Confession time: I am absolutely spastic when it comes to cyber-gaming. As my tennis instructor from long ago could tell you, I'm too easily distracted to have great eye-hand coordination. When it comes to role-playing and simulation exercises as an education tool, however, I am a big fan. Apparently, so are an increasing number of technology companies that are using simulation and online gaming communities to help encourage environmentally sensitive behavior or sustainable business choices.
Earlier this month, IBM launched. There are more than 100 different development scenarios built into the "game," focused on traffic congestion, saving water, supply chain optimization, green power choices and so on.
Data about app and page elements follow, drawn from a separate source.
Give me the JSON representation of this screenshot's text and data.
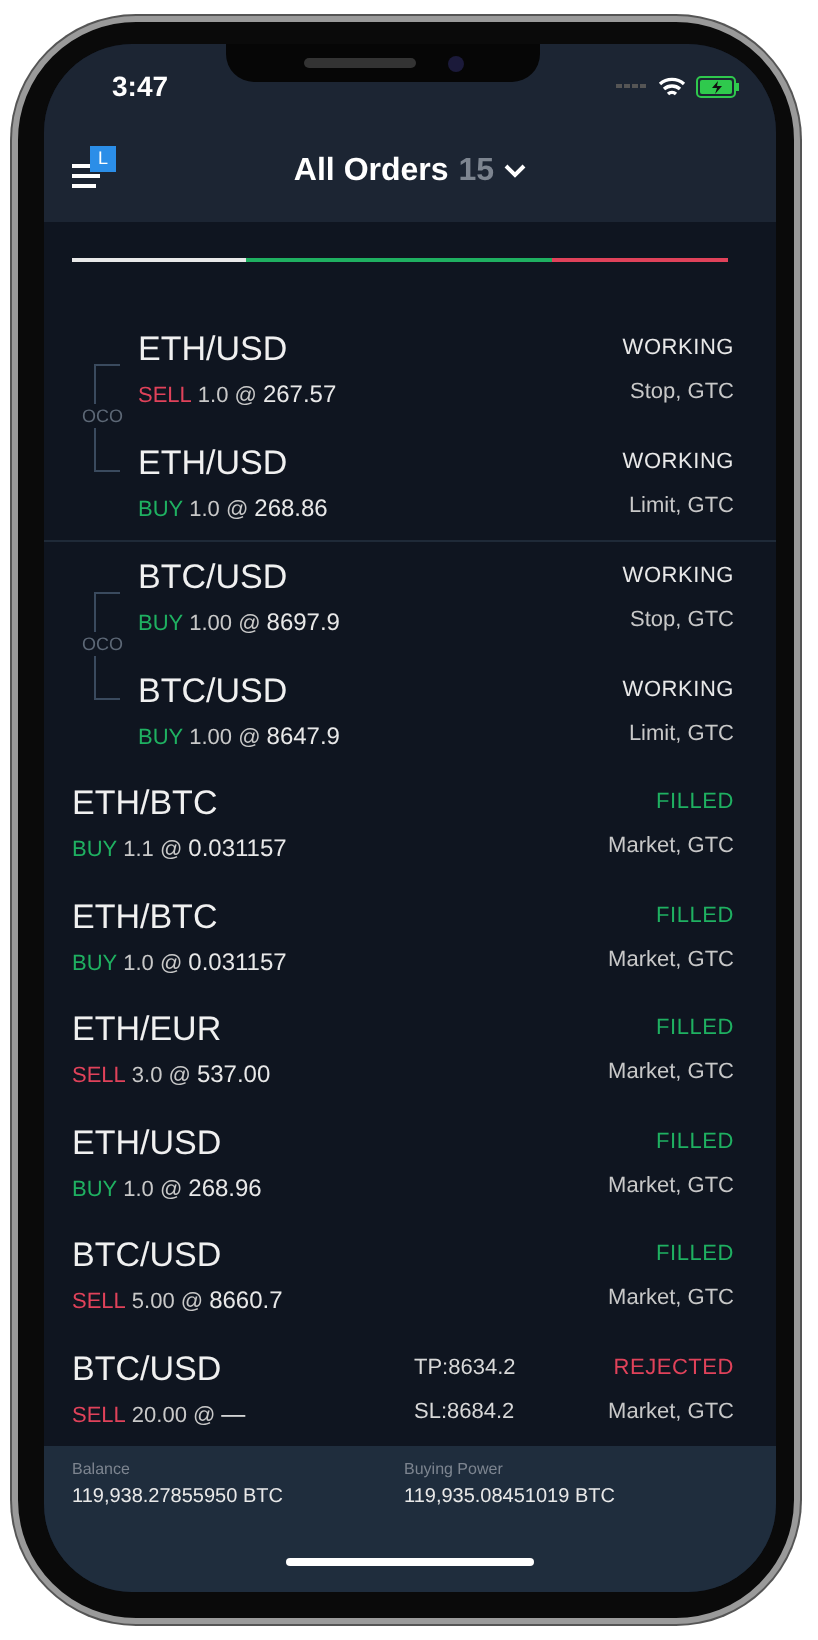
{
  "status_bar": {
    "time": "3:47"
  },
  "header": {
    "badge": "L",
    "title": "All Orders",
    "count": "15"
  },
  "summary_bar": [
    {
      "color": "#e8e8e8"
    },
    {
      "color": "#1fb061"
    },
    {
      "color": "#e0425a"
    }
  ],
  "orders": [
    {
      "kind": "oco",
      "label": "OCO",
      "orders": [
        {
          "pair": "ETH/USD",
          "side": {
            "label": "SELL",
            "color": "#e0425a"
          },
          "quantity": "1.0 @",
          "price": "267.57",
          "status": {
            "label": "WORKING",
            "color": "#e8e8e8"
          },
          "type": "Stop, GTC"
        },
        {
          "pair": "ETH/USD",
          "side": {
            "label": "BUY",
            "color": "#1fb061"
          },
          "quantity": "1.0 @",
          "price": "268.86",
          "status": {
            "label": "WORKING",
            "color": "#e8e8e8"
          },
          "type": "Limit, GTC"
        }
      ]
    },
    {
      "kind": "oco",
      "label": "OCO",
      "orders": [
        {
          "pair": "BTC/USD",
          "side": {
            "label": "BUY",
            "color": "#1fb061"
          },
          "quantity": "1.00 @",
          "price": "8697.9",
          "status": {
            "label": "WORKING",
            "color": "#e8e8e8"
          },
          "type": "Stop, GTC"
        },
        {
          "pair": "BTC/USD",
          "side": {
            "label": "BUY",
            "color": "#1fb061"
          },
          "quantity": "1.00 @",
          "price": "8647.9",
          "status": {
            "label": "WORKING",
            "color": "#e8e8e8"
          },
          "type": "Limit, GTC"
        }
      ]
    },
    {
      "kind": "single",
      "pair": "ETH/BTC",
      "side": {
        "label": "BUY",
        "color": "#1fb061"
      },
      "quantity": "1.1 @",
      "price": "0.031157",
      "status": {
        "label": "FILLED",
        "color": "#1fb061"
      },
      "type": "Market, GTC"
    },
    {
      "kind": "single",
      "pair": "ETH/BTC",
      "side": {
        "label": "BUY",
        "color": "#1fb061"
      },
      "quantity": "1.0 @",
      "price": "0.031157",
      "status": {
        "label": "FILLED",
        "color": "#1fb061"
      },
      "type": "Market, GTC"
    },
    {
      "kind": "single",
      "pair": "ETH/EUR",
      "side": {
        "label": "SELL",
        "color": "#e0425a"
      },
      "quantity": "3.0 @",
      "price": "537.00",
      "status": {
        "label": "FILLED",
        "color": "#1fb061"
      },
      "type": "Market, GTC"
    },
    {
      "kind": "single",
      "pair": "ETH/USD",
      "side": {
        "label": "BUY",
        "color": "#1fb061"
      },
      "quantity": "1.0 @",
      "price": "268.96",
      "status": {
        "label": "FILLED",
        "color": "#1fb061"
      },
      "type": "Market, GTC"
    },
    {
      "kind": "single",
      "pair": "BTC/USD",
      "side": {
        "label": "SELL",
        "color": "#e0425a"
      },
      "quantity": "5.00 @",
      "price": "8660.7",
      "status": {
        "label": "FILLED",
        "color": "#1fb061"
      },
      "type": "Market, GTC"
    },
    {
      "kind": "single",
      "pair": "BTC/USD",
      "side": {
        "label": "SELL",
        "color": "#e0425a"
      },
      "quantity": "20.00 @",
      "price": "—",
      "take_profit": "TP:8634.2",
      "stop_loss": "SL:8684.2",
      "status": {
        "label": "REJECTED",
        "color": "#e0425a"
      },
      "type": "Market, GTC"
    }
  ],
  "footer": [
    {
      "label": "Balance",
      "value": "119,938.27855950 BTC"
    },
    {
      "label": "Buying Power",
      "value": "119,935.08451019 BTC"
    }
  ]
}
The players navigate the simulations and their progress is based on how an action will impact the community's environmental and sociological interests. There is even a facility that allows players to communicate with either other players exploring the same decisions or IBM industry experts. When the game launched, IBM said more than 8,000 preregistered to use CityOne. The U.S. Environmental Protection Agency even took part in the development. Here's a statement from Andy Miller, chief of the atmospheric protection branch for EPA Research and Development:
"Creating greater awareness and educating the public about protecting human health and the environment is an EPA priority, and serious games can be useful tools for users to learn about processes and systems reflective of the real world. By cooperating with IBM CityOne developers, EPA is helping users by allowing them to more thoroughly investigate environmental issues and better understand complex energy and water interactions presented in the games. EPA's collaboration in this project will help increase awareness and understanding of how different choices that are made in the various game scenarios affect environmental outcomes."
The other community that I'll bring to your attention today is MiniMonos, an environmentally focused social network and gaming community for children that was started in 2007 by a New Zealand mom-preneur named Melissa Clark-Reynolds. The target age range is 6 through 12, and the community is closely moderated.
MiniMonos members create monkey avatars that roam an island and participate in activities, such as recycling, that have consequences on their score and standing. For example, if you don't play the game long enough, your treehouse will get messing. There are about a half-dozen different games within the MiniMonos virtual world. Yu can take compost generated by your avatar over to a garden, where it will accelerate crop growth. For those who are scatalogically inclined, there's a target accuracy game called Tic Tac Poo. "There are consequences involved with not taking some action here or another," says MiniMonos chief marketing officer, Kaila Colbin.
Colbin says there are currently 44,000 members who spend an average of two hours per week playing MiniMonos games. The United States is the community's second-biggest contributor of members, after New Zealand, but she expects the two countries to swap places over time.
Members earn "banana points" for reaching certain levels. When children reach gold member status, the company dominates clean water to schoolchildren in India. Colbin says the community can do this thanks to corporate sponsors. The first sponsorship, which covers 10,000 gold membership, is from Meredian Energy, a New Zealand renewable energy company with interests in the United States and Australia.
This post was originally published on Smartplanet.com